AVAILABLE RECORDS.
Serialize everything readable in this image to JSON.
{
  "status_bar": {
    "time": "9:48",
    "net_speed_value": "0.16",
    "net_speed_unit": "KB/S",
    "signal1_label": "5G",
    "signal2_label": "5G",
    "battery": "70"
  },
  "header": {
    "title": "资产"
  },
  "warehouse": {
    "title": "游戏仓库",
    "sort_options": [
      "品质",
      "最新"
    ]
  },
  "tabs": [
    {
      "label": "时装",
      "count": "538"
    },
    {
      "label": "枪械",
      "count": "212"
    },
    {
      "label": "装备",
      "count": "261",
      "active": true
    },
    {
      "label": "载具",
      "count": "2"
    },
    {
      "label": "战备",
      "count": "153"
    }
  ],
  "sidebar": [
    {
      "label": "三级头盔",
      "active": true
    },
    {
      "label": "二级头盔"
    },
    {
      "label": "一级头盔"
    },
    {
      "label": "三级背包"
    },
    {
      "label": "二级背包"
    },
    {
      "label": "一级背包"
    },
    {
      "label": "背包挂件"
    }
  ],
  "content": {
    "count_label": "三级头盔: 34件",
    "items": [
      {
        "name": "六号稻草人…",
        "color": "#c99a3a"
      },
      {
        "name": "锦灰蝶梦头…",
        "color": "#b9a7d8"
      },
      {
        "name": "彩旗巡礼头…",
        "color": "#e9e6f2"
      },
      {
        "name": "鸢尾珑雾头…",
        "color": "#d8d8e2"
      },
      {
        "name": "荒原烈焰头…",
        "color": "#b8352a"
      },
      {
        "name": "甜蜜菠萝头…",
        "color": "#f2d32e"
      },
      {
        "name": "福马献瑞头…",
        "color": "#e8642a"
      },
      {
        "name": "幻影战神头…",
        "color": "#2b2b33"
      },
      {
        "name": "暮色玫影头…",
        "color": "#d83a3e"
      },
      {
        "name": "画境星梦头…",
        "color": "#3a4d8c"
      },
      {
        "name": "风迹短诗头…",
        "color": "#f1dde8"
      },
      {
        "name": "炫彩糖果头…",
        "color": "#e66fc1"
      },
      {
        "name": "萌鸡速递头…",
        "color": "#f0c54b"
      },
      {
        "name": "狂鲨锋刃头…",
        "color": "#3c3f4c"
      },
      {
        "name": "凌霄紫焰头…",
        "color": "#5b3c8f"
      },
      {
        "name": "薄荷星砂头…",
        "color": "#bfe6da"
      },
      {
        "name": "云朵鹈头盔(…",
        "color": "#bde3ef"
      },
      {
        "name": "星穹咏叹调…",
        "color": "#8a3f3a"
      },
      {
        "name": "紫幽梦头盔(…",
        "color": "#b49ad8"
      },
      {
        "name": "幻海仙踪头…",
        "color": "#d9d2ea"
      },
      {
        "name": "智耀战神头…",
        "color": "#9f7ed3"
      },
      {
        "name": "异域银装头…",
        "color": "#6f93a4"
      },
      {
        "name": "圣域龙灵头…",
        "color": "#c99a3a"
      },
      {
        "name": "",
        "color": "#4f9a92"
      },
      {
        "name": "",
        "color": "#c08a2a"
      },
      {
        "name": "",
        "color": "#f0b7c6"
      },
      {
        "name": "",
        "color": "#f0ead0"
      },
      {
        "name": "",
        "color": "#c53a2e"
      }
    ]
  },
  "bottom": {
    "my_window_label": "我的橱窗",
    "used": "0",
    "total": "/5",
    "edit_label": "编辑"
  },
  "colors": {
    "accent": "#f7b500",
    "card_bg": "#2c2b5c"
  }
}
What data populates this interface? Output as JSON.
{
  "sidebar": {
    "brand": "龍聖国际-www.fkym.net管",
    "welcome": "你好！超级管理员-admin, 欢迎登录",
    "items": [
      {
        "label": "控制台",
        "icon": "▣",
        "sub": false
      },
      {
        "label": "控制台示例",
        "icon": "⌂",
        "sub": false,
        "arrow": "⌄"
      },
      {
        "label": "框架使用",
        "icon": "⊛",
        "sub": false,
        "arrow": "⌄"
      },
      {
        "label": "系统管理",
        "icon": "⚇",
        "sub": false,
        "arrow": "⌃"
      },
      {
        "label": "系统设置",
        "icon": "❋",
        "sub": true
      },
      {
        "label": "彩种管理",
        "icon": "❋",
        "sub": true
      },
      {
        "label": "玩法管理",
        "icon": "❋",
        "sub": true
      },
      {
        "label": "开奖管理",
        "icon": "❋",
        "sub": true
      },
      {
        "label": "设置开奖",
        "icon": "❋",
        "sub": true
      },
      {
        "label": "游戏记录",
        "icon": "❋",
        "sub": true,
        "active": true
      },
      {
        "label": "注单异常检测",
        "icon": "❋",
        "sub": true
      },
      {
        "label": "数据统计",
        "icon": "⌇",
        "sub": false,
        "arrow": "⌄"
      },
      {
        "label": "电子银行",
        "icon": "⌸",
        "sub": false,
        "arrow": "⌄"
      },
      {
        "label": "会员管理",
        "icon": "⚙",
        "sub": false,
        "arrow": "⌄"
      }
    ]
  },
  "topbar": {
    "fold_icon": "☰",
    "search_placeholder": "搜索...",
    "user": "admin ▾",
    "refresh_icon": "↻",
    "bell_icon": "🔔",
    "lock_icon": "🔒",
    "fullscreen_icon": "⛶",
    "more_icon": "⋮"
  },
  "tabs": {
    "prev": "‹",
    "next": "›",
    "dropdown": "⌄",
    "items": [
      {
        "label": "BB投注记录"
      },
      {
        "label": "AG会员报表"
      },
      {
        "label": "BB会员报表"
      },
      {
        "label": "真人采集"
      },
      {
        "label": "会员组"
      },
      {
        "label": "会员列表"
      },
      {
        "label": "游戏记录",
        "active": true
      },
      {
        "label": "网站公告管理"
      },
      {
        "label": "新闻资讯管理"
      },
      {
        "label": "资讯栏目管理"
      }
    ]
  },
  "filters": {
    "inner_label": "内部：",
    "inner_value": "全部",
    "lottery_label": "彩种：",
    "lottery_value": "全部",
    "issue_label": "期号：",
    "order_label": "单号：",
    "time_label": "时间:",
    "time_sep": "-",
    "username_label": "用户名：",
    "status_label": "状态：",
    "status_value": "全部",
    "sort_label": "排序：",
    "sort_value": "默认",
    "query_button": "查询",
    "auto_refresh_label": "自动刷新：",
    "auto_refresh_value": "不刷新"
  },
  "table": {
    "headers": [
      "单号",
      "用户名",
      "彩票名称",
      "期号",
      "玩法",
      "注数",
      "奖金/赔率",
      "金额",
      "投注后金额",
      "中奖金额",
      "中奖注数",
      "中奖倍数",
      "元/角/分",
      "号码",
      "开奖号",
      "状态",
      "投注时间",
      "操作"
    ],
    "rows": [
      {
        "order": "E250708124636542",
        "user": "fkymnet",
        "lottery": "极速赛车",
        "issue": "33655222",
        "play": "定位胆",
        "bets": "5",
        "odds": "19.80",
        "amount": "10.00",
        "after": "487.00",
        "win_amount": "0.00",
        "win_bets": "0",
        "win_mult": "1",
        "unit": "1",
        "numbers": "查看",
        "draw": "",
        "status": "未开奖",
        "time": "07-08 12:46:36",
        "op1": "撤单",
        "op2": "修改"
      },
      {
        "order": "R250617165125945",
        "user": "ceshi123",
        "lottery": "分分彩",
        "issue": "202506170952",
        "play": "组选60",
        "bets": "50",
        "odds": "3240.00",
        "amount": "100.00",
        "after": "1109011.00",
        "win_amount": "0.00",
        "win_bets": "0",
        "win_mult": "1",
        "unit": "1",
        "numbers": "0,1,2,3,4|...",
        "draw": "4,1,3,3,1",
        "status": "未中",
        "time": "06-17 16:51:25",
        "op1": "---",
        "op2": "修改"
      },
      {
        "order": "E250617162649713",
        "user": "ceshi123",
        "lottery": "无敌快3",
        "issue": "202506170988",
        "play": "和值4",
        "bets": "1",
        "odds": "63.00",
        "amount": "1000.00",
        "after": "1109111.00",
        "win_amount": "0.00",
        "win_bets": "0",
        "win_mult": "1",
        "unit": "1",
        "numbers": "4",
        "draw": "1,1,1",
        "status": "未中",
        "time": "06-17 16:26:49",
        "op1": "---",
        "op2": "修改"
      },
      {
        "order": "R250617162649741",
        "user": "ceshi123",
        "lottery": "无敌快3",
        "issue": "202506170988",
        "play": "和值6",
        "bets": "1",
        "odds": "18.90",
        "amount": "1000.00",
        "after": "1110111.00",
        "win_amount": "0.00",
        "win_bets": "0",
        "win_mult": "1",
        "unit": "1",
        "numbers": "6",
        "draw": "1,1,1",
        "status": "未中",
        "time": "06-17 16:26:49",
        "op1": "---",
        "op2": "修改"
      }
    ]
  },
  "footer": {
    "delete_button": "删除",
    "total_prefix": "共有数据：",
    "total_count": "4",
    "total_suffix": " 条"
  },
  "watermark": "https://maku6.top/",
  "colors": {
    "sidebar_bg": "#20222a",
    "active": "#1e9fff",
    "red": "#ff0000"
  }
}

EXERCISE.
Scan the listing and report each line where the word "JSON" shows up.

RESPONSE TO THIS TASK.
Serialize everything readable in this image to JSON.
What data populates this interface? Output as JSON.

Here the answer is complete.